#### INSTRUCTIONS TO FOLLOW
Wherever a line in the data below holds "blocks", copy that line.

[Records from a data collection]
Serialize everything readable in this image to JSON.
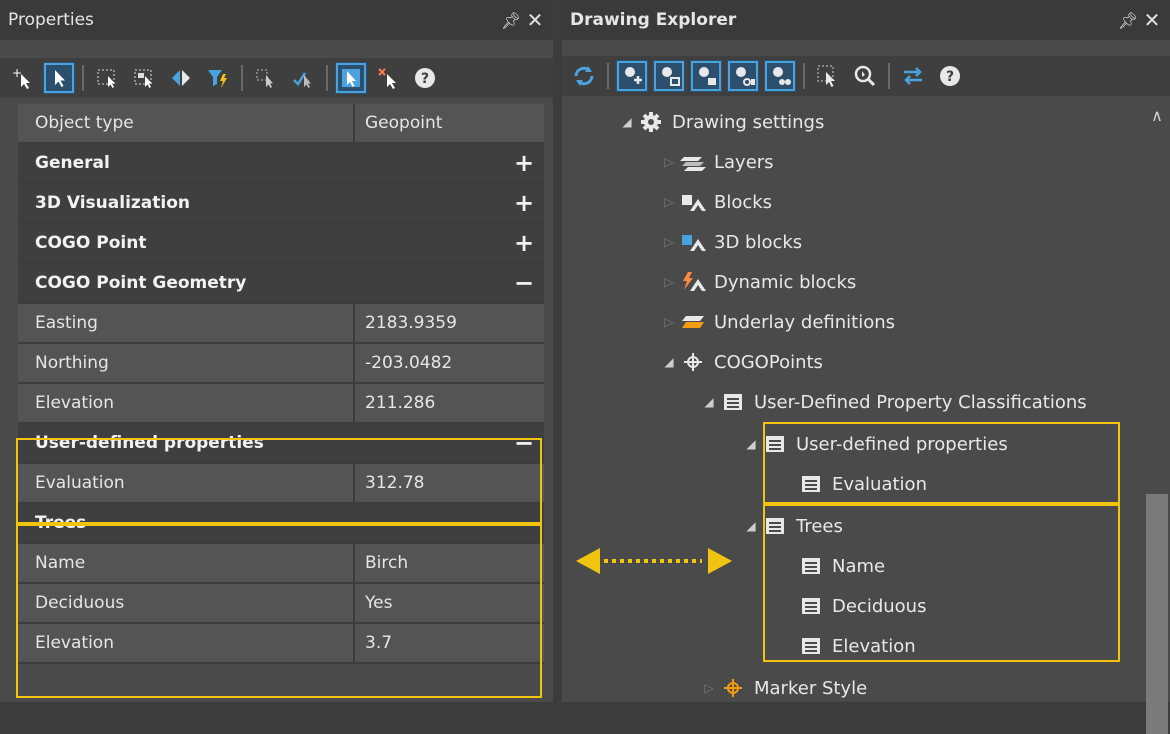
{
  "left_panel": {
    "title": "Properties",
    "pin": "⬚",
    "close": "✕",
    "header_row": {
      "key": "Object type",
      "value": "Geopoint"
    },
    "categories": {
      "general": {
        "label": "General",
        "sign": "+"
      },
      "viz3d": {
        "label": "3D Visualization",
        "sign": "+"
      },
      "cogo": {
        "label": "COGO Point",
        "sign": "+"
      },
      "geometry": {
        "label": "COGO Point Geometry",
        "sign": "−"
      },
      "udp": {
        "label": "User-defined properties",
        "sign": "−"
      },
      "trees": {
        "label": "Trees",
        "sign": "−"
      }
    },
    "geometry_props": [
      {
        "key": "Easting",
        "value": "2183.9359"
      },
      {
        "key": "Northing",
        "value": "-203.0482"
      },
      {
        "key": "Elevation",
        "value": "211.286"
      }
    ],
    "udp_props": [
      {
        "key": "Evaluation",
        "value": "312.78"
      }
    ],
    "tree_props": [
      {
        "key": "Name",
        "value": "Birch"
      },
      {
        "key": "Deciduous",
        "value": "Yes"
      },
      {
        "key": "Elevation",
        "value": "3.7"
      }
    ]
  },
  "right_panel": {
    "title": "Drawing Explorer",
    "pin": "⬚",
    "close": "✕",
    "tree": {
      "drawing_settings": "Drawing settings",
      "layers": "Layers",
      "blocks": "Blocks",
      "blocks3d": "3D blocks",
      "dynamic_blocks": "Dynamic blocks",
      "underlay": "Underlay definitions",
      "cogopoints": "COGOPoints",
      "udp_class": "User-Defined Property Classifications",
      "udp": "User-defined properties",
      "evaluation": "Evaluation",
      "trees": "Trees",
      "name": "Name",
      "deciduous": "Deciduous",
      "elevation": "Elevation",
      "marker_style": "Marker Style"
    }
  },
  "colors": {
    "highlight": "#f1c40f",
    "accent_blue": "#4aa3df"
  }
}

#### ANSWER SPACE
      "blocks": "Blocks",
      "blocks3d": "3D blocks",
      "dynamic_blocks": "Dynamic blocks",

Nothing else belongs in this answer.